**Task requirements:** The answer must repeat every record exactly, with all pictures omitted.

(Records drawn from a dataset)
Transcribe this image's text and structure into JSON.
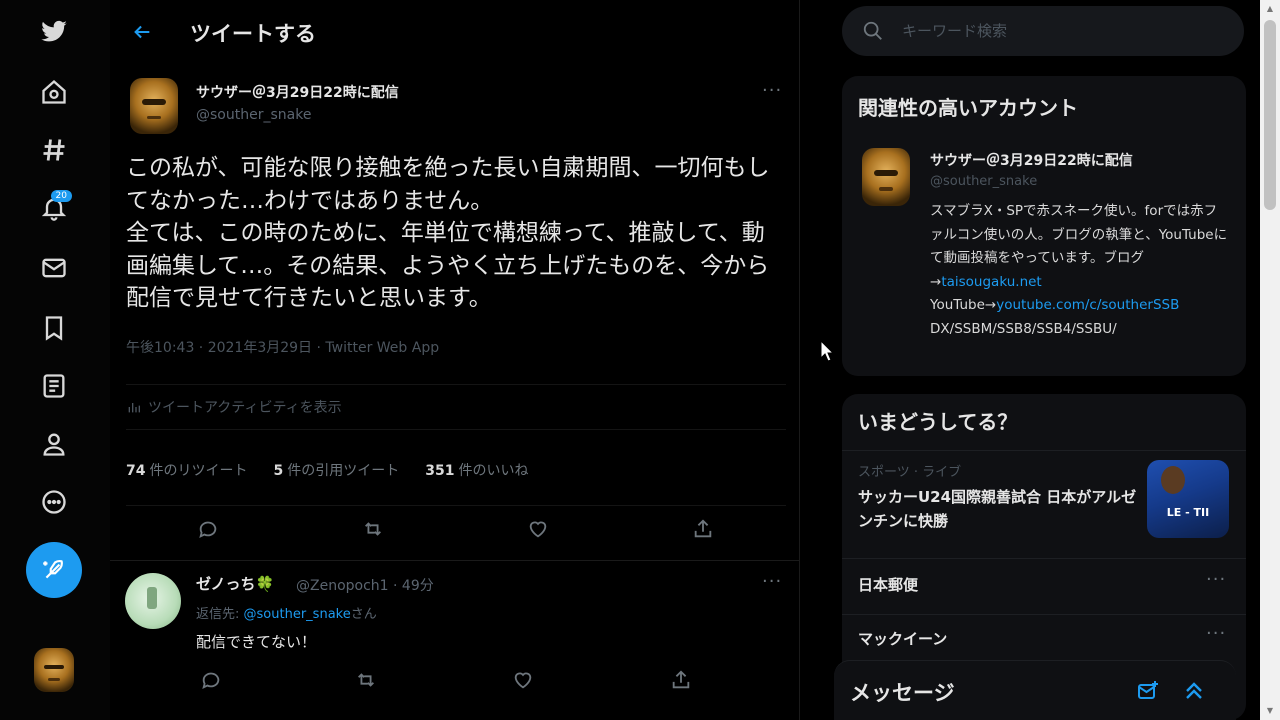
{
  "app": {
    "logo": "twitter-bird-icon",
    "accent_color": "#1d9bf0",
    "background_color": "#000000"
  },
  "nav": {
    "items": [
      {
        "icon": "home-icon"
      },
      {
        "icon": "hashtag-icon"
      },
      {
        "icon": "bell-icon",
        "badge": "20"
      },
      {
        "icon": "mail-icon"
      },
      {
        "icon": "bookmark-icon"
      },
      {
        "icon": "list-icon"
      },
      {
        "icon": "profile-icon"
      },
      {
        "icon": "more-circle-icon"
      }
    ],
    "compose_icon": "feather-plus-icon"
  },
  "header": {
    "title": "ツイートする"
  },
  "tweet": {
    "name": "サウザー＠3月29日22時に配信",
    "handle": "@souther_snake",
    "text": "この私が、可能な限り接触を絶った長い自粛期間、一切何もしてなかった…わけではありません。\n全ては、この時のために、年単位で構想練って、推敲して、動画編集して…。その結果、ようやく立ち上げたものを、今から配信で見せて行きたいと思います。",
    "meta": "午後10:43 · 2021年3月29日 · Twitter Web App",
    "activity_label": "ツイートアクティビティを表示",
    "retweets": "74",
    "retweets_label": "件のリツイート",
    "quotes": "5",
    "quotes_label": "件の引用ツイート",
    "likes": "351",
    "likes_label": "件のいいね"
  },
  "reply": {
    "name": "ゼノっち🍀",
    "handle": "@Zenopoch1 · 49分",
    "to_prefix": "返信先:",
    "to_handle": "@souther_snake",
    "to_suffix": "さん",
    "text": "配信できてない！"
  },
  "search": {
    "placeholder": "キーワード検索"
  },
  "related": {
    "title": "関連性の高いアカウント",
    "name": "サウザー＠3月29日22時に配信",
    "handle": "@souther_snake",
    "bio": "スマブラX・SPで赤スネーク使い。forでは赤ファルコン使いの人。ブログの執筆と、YouTubeにて動画投稿をやっています。ブログ→",
    "blog_link": "taisougaku.net",
    "youtube_label": "YouTube→",
    "youtube_link": "youtube.com/c/southerSSB",
    "games": "DX/SSBM/SSB8/SSB4/SSBU/"
  },
  "trends": {
    "title": "いまどうしてる？",
    "items": [
      {
        "category": "スポーツ · ライブ",
        "name": "サッカーU24国際親善試合 日本がアルゼンチンに快勝"
      },
      {
        "category": "",
        "name": "日本郵便"
      },
      {
        "category": "",
        "name": "マックイーン"
      }
    ]
  },
  "messages": {
    "title": "メッセージ"
  }
}
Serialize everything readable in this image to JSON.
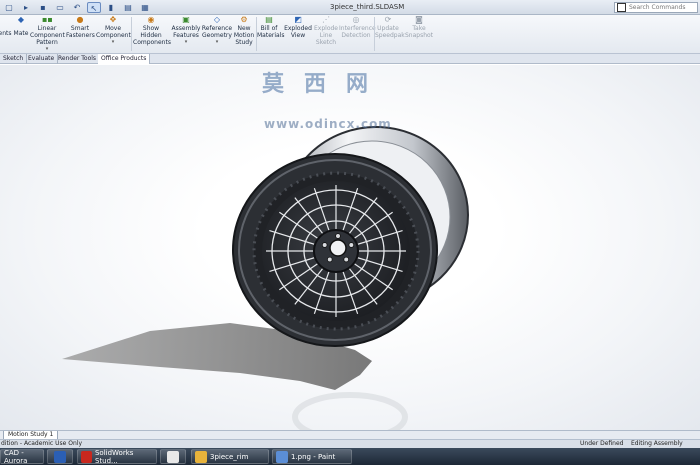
{
  "window": {
    "title": "3piece_third.SLDASM"
  },
  "search": {
    "placeholder": "Search Commands"
  },
  "ribbon": {
    "items": [
      {
        "label": "ents"
      },
      {
        "label": "Mate"
      },
      {
        "label": "Linear Component Pattern"
      },
      {
        "label": "Smart Fasteners"
      },
      {
        "label": "Move Component"
      },
      {
        "label": "Show Hidden Components"
      },
      {
        "label": "Assembly Features"
      },
      {
        "label": "Reference Geometry"
      },
      {
        "label": "New Motion Study"
      },
      {
        "label": "Bill of Materials"
      },
      {
        "label": "Exploded View"
      },
      {
        "label": "Explode Line Sketch"
      },
      {
        "label": "Interference Detection"
      },
      {
        "label": "Update Speedpak"
      },
      {
        "label": "Take Snapshot"
      }
    ]
  },
  "tabs": [
    "Sketch",
    "Evaluate",
    "Render Tools",
    "Office Products"
  ],
  "watermark": {
    "text": "莫西网",
    "url": "www.odincx.com"
  },
  "motion_tab": "Motion Study 1",
  "status": {
    "left": "dition - Academic Use Only",
    "state1": "Under Defined",
    "state2": "Editing Assembly"
  },
  "taskbar": {
    "items": [
      {
        "label": "CAD - Aurora",
        "color": "#3a3a3a"
      },
      {
        "label": "",
        "color": "#2b5fb4"
      },
      {
        "label": "SolidWorks Stud...",
        "color": "#c8281e"
      },
      {
        "label": "",
        "color": "#e8e8e8"
      },
      {
        "label": "3piece_rim",
        "color": "#e8b33b"
      },
      {
        "label": "1.png - Paint",
        "color": "#5b8ed6"
      }
    ]
  },
  "colors": {
    "rim_dark": "#2a2d32",
    "rim_light": "#d7dadf",
    "accent": "#2d64b4"
  }
}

**Result of the task:**
Transcribe this image's text and structure into JSON.
{
  "app": {
    "logo": "twitter-bird-icon",
    "accent_color": "#1d9bf0",
    "background_color": "#000000"
  },
  "nav": {
    "items": [
      {
        "icon": "home-icon"
      },
      {
        "icon": "hashtag-icon"
      },
      {
        "icon": "bell-icon",
        "badge": "20"
      },
      {
        "icon": "mail-icon"
      },
      {
        "icon": "bookmark-icon"
      },
      {
        "icon": "list-icon"
      },
      {
        "icon": "profile-icon"
      },
      {
        "icon": "more-circle-icon"
      }
    ],
    "compose_icon": "feather-plus-icon"
  },
  "header": {
    "title": "ツイートする"
  },
  "tweet": {
    "name": "サウザー＠3月29日22時に配信",
    "handle": "@souther_snake",
    "text": "この私が、可能な限り接触を絶った長い自粛期間、一切何もしてなかった…わけではありません。\n全ては、この時のために、年単位で構想練って、推敲して、動画編集して…。その結果、ようやく立ち上げたものを、今から配信で見せて行きたいと思います。",
    "meta": "午後10:43 · 2021年3月29日 · Twitter Web App",
    "activity_label": "ツイートアクティビティを表示",
    "retweets": "74",
    "retweets_label": "件のリツイート",
    "quotes": "5",
    "quotes_label": "件の引用ツイート",
    "likes": "351",
    "likes_label": "件のいいね"
  },
  "reply": {
    "name": "ゼノっち🍀",
    "handle": "@Zenopoch1 · 49分",
    "to_prefix": "返信先:",
    "to_handle": "@souther_snake",
    "to_suffix": "さん",
    "text": "配信できてない！"
  },
  "search": {
    "placeholder": "キーワード検索"
  },
  "related": {
    "title": "関連性の高いアカウント",
    "name": "サウザー＠3月29日22時に配信",
    "handle": "@souther_snake",
    "bio": "スマブラX・SPで赤スネーク使い。forでは赤ファルコン使いの人。ブログの執筆と、YouTubeにて動画投稿をやっています。ブログ→",
    "blog_link": "taisougaku.net",
    "youtube_label": "YouTube→",
    "youtube_link": "youtube.com/c/southerSSB",
    "games": "DX/SSBM/SSB8/SSB4/SSBU/"
  },
  "trends": {
    "title": "いまどうしてる？",
    "items": [
      {
        "category": "スポーツ · ライブ",
        "name": "サッカーU24国際親善試合 日本がアルゼンチンに快勝"
      },
      {
        "category": "",
        "name": "日本郵便"
      },
      {
        "category": "",
        "name": "マックイーン"
      }
    ]
  },
  "messages": {
    "title": "メッセージ"
  }
}
Serialize everything readable in this image to JSON.
{
  "window": {
    "title": "3piece_third.SLDASM"
  },
  "search": {
    "placeholder": "Search Commands"
  },
  "ribbon": {
    "items": [
      {
        "label": "ents"
      },
      {
        "label": "Mate"
      },
      {
        "label": "Linear Component Pattern"
      },
      {
        "label": "Smart Fasteners"
      },
      {
        "label": "Move Component"
      },
      {
        "label": "Show Hidden Components"
      },
      {
        "label": "Assembly Features"
      },
      {
        "label": "Reference Geometry"
      },
      {
        "label": "New Motion Study"
      },
      {
        "label": "Bill of Materials"
      },
      {
        "label": "Exploded View"
      },
      {
        "label": "Explode Line Sketch"
      },
      {
        "label": "Interference Detection"
      },
      {
        "label": "Update Speedpak"
      },
      {
        "label": "Take Snapshot"
      }
    ]
  },
  "tabs": [
    "Sketch",
    "Evaluate",
    "Render Tools",
    "Office Products"
  ],
  "watermark": {
    "text": "莫西网",
    "url": "www.odincx.com"
  },
  "motion_tab": "Motion Study 1",
  "status": {
    "left": "dition - Academic Use Only",
    "state1": "Under Defined",
    "state2": "Editing Assembly"
  },
  "taskbar": {
    "items": [
      {
        "label": "CAD - Aurora",
        "color": "#3a3a3a"
      },
      {
        "label": "",
        "color": "#2b5fb4"
      },
      {
        "label": "SolidWorks Stud...",
        "color": "#c8281e"
      },
      {
        "label": "",
        "color": "#e8e8e8"
      },
      {
        "label": "3piece_rim",
        "color": "#e8b33b"
      },
      {
        "label": "1.png - Paint",
        "color": "#5b8ed6"
      }
    ]
  },
  "colors": {
    "rim_dark": "#2a2d32",
    "rim_light": "#d7dadf",
    "accent": "#2d64b4"
  }
}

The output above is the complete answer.